"The world is getting very similar," said Johnson. "Even in China there are so many streets where I look at the shops and I could be anywhere in the world."

"North Korea is living history. Seeing something truly different.

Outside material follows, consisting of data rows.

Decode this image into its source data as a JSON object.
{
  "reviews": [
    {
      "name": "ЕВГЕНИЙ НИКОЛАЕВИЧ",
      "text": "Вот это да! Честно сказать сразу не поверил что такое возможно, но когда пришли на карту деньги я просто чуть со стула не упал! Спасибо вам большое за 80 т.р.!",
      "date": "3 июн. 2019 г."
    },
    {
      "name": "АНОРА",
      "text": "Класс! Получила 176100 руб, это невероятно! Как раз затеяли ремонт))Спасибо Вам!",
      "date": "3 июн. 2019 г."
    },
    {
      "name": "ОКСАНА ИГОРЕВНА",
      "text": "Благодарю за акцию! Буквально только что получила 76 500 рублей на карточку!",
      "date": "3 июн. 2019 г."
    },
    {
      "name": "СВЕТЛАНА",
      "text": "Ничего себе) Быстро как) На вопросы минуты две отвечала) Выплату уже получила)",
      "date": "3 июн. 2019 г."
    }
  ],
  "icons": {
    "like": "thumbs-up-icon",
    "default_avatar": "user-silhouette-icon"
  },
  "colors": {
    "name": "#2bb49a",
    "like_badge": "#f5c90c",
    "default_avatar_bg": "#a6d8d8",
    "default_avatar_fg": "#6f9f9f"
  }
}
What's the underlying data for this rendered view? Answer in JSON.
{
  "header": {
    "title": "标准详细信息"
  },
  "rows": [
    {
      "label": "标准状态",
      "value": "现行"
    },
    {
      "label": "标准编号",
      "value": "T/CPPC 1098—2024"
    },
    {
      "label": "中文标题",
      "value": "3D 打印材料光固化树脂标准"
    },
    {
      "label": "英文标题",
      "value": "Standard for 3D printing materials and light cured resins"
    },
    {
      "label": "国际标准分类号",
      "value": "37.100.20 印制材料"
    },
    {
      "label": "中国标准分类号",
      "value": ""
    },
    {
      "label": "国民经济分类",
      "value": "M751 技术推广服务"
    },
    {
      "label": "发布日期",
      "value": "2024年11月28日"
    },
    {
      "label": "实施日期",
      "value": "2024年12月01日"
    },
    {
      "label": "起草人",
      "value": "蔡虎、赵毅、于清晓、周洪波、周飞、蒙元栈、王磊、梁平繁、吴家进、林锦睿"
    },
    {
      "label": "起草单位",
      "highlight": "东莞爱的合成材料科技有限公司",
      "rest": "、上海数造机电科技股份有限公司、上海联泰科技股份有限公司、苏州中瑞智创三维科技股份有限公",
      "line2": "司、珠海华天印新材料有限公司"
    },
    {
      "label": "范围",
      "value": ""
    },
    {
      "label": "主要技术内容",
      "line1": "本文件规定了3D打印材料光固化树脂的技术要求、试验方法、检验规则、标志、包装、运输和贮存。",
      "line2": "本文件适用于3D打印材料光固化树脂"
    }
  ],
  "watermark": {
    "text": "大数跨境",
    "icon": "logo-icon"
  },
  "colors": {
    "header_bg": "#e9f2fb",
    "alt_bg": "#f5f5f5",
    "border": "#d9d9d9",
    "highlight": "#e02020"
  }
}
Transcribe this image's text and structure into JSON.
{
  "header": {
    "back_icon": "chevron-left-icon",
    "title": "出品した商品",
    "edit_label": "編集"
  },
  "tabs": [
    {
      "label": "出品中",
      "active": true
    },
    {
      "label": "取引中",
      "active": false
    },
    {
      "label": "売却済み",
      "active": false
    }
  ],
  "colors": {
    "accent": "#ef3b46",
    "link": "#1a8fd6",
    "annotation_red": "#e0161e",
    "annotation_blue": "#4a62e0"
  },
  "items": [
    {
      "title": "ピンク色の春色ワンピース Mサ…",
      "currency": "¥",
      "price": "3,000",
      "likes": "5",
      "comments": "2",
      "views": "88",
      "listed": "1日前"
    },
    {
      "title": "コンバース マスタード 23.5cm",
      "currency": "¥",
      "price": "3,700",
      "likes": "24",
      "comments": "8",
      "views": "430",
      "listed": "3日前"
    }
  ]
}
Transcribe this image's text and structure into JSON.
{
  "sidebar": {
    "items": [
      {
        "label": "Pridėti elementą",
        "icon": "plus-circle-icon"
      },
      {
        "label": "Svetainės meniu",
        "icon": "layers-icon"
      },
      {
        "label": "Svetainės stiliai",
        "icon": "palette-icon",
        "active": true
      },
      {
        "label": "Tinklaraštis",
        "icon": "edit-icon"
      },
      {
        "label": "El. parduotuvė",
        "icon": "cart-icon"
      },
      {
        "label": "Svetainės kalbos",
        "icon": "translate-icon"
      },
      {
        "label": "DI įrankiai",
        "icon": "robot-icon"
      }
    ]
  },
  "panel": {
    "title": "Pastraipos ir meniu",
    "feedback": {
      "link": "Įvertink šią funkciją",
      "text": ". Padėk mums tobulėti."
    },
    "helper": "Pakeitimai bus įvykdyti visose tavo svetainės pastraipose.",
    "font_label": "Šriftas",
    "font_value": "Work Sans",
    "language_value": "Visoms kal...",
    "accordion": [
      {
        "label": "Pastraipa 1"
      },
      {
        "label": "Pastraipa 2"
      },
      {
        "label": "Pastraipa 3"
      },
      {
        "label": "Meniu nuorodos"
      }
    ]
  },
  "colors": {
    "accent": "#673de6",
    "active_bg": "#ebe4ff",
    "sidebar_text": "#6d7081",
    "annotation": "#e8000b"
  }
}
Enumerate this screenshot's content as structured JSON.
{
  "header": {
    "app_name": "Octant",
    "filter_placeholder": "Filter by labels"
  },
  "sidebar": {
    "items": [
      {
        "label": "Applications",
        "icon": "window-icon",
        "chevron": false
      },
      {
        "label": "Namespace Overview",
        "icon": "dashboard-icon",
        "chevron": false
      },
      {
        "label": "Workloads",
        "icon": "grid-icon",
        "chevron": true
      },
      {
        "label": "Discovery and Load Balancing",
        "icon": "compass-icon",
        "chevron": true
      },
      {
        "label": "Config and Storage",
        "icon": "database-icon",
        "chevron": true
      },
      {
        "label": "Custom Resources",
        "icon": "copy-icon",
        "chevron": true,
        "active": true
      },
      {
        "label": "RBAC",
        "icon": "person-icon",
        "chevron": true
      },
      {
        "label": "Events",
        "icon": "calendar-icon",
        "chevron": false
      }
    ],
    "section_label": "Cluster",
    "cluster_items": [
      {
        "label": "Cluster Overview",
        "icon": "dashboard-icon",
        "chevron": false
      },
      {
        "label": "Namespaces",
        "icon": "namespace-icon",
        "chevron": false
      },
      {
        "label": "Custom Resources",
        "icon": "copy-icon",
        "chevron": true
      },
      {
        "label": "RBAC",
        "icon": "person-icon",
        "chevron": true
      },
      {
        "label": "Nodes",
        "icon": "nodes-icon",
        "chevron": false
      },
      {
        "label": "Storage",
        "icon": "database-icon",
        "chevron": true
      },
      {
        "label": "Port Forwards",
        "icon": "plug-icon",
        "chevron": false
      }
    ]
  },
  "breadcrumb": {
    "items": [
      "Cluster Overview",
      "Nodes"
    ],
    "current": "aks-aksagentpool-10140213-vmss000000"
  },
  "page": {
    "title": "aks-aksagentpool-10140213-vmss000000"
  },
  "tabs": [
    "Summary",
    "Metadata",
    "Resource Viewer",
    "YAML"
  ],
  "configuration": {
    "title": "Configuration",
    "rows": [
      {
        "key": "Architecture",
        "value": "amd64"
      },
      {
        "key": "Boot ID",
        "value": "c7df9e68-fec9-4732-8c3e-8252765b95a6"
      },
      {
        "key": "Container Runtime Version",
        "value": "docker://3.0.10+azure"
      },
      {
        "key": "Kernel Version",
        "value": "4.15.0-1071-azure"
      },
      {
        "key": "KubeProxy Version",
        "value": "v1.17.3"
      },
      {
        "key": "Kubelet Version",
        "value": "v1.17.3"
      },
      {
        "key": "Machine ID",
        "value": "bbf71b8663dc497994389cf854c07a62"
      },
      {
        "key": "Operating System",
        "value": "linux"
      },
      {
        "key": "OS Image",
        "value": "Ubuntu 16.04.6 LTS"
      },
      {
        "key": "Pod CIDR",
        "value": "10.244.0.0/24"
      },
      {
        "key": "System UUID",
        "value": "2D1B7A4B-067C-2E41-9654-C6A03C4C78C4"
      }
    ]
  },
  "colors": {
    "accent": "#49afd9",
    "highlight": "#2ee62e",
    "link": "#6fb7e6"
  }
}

There's not as much adventure left in the world as we would like."

Koryo Tours, 27 Beisanlitun Nan, Chaoyang District, Beijing; +86 10 6416 7544

Young Pioneer Tours, Xi'an, China; +86 029 8621 2359

ADVERTISEMENT
Part of complete coverage on
updated 6:01 AM EDT, Tue August 19, 2014
Photographer gives Hong Kong skyscrapers a radical new look.
updated 8:21 AM EDT, Sat August 16, 2014
A cage-free shark photographer gets up close and personal with the ocean's most feared predators.
updated 10:28 AM EDT, Fri August 15, 2014
Conde Nast Traveler reader survey praises antipodean cities but gives South Africa's biggest city a wide berth.
updated 9:22 PM EDT, Thu August 14, 2014
After the 100th anniversary of the opening of the Canal, here are 10 other ways to fall in love with the country.
updated 11:49 PM EDT, Wed August 13, 2014
In Taiwan, tourists pay to ride along in local cabs, letting fate -- and locals fares -- decide where they'll go.
updated 4:48 PM EDT, Wed August 13, 2014
It's largely devoid of human life, dark, cold and subject to dangerous levels of geological volatility -- the Arctic is surely the worst possible destination for an arts festival.
Zurich, Switzerland
It may be Switzerland's banking capital, but Zurich's real wealth lies in the village-like charm of its cobbled streets and Alpine scenery.
updated 2:54 PM EDT, Wed August 13, 2014
We've all wondered what it's like to die. Now an outfit in Shanghai says it can provide the experience.
updated 9:15 PM EDT, Wed August 13, 2014
Our special report details who, what and how much it takes to bring you the best in IFE (we'll explain).
updated 2:32 AM EDT, Wed August 13, 2014
What pizza is to New York and the cheesesteak is to Philly, the food truck has become to Los Angeles -- essential
updated 5:03 AM EDT, Wed August 20, 2014
If you've ever clicked on a list of forests to see before you die, chances are you've already seen a photo of this stunner.
updated 8:18 PM EDT, Thu August 7, 2014
The military coup in Thailand has led to a massive change in Phuket, weeding out decades of misuse and abuse at one of the world's most popular holiday destinations.
updated 5:56 AM EDT, Thu July 31, 2014
With a mix of Indian, African, French and Chinese influences, Mauritius represents a cultural smorgasbord.
updated 8:44 AM EDT, Fri August 8, 2014
There's nothing like high drama on a beach.
updated 5:57 AM EDT, Mon August 11, 2014
Home to big game, sparkling beaches, and stunning sunsets, Malawi makes for an idyllic travel destination.
ADVERTISEMENT
ADVERTISEMENT
ADVERTISEMENT
ADVERTISEMENT